Information supplied Start Marker

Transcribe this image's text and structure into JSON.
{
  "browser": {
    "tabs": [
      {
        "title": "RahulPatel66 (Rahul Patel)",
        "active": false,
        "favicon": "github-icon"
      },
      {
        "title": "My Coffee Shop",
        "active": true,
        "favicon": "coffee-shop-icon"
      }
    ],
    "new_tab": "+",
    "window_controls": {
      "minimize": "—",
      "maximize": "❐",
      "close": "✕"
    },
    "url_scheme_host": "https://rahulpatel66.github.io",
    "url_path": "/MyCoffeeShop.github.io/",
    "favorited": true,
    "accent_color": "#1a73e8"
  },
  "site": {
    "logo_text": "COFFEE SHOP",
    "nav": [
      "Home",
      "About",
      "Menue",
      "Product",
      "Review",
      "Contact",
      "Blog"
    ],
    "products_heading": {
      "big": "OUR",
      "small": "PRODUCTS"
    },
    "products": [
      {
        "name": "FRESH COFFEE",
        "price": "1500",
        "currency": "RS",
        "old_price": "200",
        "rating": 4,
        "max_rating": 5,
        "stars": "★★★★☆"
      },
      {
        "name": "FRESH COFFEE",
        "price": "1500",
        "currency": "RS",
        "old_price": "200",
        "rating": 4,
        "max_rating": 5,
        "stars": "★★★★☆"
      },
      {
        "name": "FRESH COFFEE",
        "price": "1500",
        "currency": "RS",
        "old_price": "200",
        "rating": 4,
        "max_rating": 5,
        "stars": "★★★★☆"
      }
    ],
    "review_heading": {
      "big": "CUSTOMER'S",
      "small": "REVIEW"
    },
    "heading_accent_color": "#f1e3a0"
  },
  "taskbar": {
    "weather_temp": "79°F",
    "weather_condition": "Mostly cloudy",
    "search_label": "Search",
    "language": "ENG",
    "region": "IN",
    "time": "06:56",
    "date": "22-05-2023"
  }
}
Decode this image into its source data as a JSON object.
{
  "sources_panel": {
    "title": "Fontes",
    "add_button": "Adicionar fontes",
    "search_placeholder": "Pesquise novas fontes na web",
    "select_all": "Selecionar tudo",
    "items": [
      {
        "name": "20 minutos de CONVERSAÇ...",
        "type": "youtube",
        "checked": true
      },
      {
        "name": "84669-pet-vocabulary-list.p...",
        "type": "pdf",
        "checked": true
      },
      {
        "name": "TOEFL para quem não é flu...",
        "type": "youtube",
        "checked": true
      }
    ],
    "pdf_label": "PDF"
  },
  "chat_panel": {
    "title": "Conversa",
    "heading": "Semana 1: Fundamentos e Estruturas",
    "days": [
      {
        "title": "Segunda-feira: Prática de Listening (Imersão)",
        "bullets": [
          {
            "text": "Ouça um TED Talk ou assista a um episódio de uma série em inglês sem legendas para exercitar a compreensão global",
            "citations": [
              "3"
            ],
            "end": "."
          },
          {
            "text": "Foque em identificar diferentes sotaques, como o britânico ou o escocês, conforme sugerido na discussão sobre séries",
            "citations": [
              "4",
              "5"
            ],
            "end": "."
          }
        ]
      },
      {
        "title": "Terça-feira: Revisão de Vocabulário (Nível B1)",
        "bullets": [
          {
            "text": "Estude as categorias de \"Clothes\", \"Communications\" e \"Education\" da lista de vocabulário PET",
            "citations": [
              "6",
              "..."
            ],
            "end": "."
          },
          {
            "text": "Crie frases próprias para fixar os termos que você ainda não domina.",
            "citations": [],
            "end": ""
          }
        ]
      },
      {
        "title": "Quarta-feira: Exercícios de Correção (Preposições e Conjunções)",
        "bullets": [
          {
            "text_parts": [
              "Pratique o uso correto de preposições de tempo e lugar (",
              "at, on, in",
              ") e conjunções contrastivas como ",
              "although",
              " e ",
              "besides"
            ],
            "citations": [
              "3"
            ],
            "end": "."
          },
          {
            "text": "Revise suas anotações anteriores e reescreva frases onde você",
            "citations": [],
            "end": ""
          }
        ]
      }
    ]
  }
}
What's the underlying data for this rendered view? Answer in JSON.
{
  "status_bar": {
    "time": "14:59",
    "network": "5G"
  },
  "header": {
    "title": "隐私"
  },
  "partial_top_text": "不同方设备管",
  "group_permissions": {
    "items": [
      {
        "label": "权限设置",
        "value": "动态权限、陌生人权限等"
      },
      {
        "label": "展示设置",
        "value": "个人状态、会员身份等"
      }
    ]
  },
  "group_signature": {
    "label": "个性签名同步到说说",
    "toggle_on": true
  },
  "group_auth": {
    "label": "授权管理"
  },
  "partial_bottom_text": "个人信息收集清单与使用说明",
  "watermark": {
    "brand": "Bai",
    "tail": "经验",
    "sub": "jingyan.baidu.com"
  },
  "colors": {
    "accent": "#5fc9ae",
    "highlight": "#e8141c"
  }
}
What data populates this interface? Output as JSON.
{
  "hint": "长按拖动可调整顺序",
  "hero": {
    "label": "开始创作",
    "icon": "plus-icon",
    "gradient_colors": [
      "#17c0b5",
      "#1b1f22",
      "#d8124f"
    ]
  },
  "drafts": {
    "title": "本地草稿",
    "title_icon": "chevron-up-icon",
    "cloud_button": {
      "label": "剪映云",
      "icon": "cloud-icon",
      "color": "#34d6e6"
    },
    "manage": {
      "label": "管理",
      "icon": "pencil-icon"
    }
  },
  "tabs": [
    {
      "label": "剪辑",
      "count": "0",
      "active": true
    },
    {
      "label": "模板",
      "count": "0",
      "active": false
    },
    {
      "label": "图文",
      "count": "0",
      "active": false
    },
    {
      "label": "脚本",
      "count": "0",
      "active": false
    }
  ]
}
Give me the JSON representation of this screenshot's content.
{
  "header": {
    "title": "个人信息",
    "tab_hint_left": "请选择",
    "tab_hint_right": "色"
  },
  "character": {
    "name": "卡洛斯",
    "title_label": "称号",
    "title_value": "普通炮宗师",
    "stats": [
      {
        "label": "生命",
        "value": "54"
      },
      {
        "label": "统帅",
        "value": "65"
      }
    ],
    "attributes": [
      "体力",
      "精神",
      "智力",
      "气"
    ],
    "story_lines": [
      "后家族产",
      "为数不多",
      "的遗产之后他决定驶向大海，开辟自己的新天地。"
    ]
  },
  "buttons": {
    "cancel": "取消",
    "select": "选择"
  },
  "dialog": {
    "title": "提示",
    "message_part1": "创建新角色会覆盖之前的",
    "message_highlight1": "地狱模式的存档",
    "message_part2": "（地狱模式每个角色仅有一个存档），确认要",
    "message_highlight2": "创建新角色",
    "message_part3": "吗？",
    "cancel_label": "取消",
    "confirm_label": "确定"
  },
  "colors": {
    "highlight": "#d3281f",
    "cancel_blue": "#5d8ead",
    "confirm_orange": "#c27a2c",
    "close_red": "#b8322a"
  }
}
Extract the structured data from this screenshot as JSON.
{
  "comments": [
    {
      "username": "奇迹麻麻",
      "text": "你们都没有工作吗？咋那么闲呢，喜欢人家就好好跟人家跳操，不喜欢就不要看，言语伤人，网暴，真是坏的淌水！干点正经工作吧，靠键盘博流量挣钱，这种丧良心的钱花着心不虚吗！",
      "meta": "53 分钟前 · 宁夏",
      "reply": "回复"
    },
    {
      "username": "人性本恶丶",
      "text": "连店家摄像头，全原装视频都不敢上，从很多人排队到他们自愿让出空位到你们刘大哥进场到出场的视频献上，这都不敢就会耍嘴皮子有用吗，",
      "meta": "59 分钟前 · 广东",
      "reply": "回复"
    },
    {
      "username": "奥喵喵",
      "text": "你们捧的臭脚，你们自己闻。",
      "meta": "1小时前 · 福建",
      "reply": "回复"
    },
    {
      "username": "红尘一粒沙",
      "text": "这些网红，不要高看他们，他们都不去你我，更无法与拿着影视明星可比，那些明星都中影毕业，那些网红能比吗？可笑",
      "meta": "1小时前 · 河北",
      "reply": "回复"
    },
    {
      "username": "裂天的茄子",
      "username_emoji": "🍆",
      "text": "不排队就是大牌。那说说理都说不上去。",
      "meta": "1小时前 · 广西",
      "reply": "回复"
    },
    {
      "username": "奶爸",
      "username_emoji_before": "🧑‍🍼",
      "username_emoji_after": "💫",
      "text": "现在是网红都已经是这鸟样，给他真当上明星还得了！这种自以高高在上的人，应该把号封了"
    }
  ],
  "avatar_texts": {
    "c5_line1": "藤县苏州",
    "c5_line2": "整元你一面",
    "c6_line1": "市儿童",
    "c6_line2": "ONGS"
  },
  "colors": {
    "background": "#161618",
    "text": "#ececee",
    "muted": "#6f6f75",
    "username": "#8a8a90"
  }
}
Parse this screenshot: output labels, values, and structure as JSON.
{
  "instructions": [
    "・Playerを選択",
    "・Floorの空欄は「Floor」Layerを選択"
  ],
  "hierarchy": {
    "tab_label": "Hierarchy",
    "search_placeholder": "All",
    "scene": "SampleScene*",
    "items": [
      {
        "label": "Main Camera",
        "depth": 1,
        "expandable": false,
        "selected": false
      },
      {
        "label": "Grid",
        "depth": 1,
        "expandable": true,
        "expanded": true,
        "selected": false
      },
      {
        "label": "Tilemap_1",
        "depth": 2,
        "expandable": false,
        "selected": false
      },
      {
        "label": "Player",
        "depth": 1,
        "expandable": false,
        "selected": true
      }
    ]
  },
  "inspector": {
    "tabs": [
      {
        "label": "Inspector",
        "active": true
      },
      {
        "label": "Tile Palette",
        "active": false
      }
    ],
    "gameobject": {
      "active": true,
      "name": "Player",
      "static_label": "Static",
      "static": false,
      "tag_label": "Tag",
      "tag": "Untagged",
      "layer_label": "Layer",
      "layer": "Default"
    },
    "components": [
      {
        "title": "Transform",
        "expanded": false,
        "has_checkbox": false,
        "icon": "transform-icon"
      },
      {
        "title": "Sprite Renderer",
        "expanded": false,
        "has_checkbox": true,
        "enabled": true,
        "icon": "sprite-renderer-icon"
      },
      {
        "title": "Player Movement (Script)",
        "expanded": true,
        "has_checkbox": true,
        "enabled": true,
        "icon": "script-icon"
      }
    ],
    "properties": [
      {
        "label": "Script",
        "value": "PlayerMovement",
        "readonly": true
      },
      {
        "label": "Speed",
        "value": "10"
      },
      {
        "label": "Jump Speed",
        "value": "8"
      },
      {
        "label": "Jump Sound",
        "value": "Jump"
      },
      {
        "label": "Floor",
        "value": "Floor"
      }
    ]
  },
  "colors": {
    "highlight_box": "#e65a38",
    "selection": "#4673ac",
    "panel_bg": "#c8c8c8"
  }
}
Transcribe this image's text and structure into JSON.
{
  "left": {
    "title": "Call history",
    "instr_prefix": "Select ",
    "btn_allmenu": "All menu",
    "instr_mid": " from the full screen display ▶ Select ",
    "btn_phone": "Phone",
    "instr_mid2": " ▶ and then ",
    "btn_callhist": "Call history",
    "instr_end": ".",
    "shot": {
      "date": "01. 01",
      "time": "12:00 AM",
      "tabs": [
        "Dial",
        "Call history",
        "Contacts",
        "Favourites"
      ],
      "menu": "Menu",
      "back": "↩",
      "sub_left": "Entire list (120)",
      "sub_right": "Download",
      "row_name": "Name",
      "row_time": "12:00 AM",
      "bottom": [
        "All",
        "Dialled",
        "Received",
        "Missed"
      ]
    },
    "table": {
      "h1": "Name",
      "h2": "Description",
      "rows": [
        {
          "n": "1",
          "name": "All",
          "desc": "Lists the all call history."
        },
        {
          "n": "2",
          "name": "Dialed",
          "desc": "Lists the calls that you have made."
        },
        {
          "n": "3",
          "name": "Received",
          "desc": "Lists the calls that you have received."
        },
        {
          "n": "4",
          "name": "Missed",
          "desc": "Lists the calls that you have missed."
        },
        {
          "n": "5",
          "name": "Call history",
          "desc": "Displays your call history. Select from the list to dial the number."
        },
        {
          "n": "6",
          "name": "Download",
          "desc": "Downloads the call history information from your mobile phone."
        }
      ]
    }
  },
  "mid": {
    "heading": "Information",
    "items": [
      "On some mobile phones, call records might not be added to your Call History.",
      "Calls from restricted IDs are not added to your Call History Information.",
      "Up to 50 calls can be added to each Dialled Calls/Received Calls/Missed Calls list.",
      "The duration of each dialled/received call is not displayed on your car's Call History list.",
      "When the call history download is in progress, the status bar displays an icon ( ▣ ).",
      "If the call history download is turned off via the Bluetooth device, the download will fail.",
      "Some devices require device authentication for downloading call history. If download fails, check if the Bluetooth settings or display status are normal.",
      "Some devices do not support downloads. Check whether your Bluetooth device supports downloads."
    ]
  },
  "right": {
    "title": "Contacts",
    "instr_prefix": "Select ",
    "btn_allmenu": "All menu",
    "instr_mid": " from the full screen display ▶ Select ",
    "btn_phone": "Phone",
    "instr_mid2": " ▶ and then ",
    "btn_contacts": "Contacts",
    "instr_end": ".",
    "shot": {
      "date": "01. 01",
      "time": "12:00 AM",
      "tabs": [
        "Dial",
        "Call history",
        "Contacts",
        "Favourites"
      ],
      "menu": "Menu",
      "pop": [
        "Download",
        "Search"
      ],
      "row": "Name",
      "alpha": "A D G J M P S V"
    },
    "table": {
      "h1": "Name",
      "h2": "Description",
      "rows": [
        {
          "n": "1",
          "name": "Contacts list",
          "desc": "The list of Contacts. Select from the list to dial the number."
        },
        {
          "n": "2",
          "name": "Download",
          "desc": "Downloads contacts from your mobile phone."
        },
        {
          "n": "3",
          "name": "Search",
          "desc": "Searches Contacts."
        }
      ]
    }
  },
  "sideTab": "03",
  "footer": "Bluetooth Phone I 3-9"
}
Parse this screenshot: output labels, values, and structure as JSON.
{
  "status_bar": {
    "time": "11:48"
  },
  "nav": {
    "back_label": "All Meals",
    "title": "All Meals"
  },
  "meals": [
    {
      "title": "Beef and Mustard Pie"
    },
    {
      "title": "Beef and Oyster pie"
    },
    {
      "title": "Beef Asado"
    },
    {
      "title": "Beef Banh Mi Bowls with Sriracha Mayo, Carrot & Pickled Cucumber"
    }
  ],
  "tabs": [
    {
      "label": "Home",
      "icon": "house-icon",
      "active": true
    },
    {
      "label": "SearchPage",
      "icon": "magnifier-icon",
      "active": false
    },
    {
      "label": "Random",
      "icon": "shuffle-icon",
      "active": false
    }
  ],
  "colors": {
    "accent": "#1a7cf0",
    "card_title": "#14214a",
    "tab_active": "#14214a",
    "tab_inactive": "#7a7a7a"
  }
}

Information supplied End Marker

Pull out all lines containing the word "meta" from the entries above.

      "meta": "53 分钟前 · 宁夏",
      "meta": "59 分钟前 · 广东",
      "meta": "1小时前 · 福建",
      "meta": "1小时前 · 河北",
      "meta": "1小时前 · 广西",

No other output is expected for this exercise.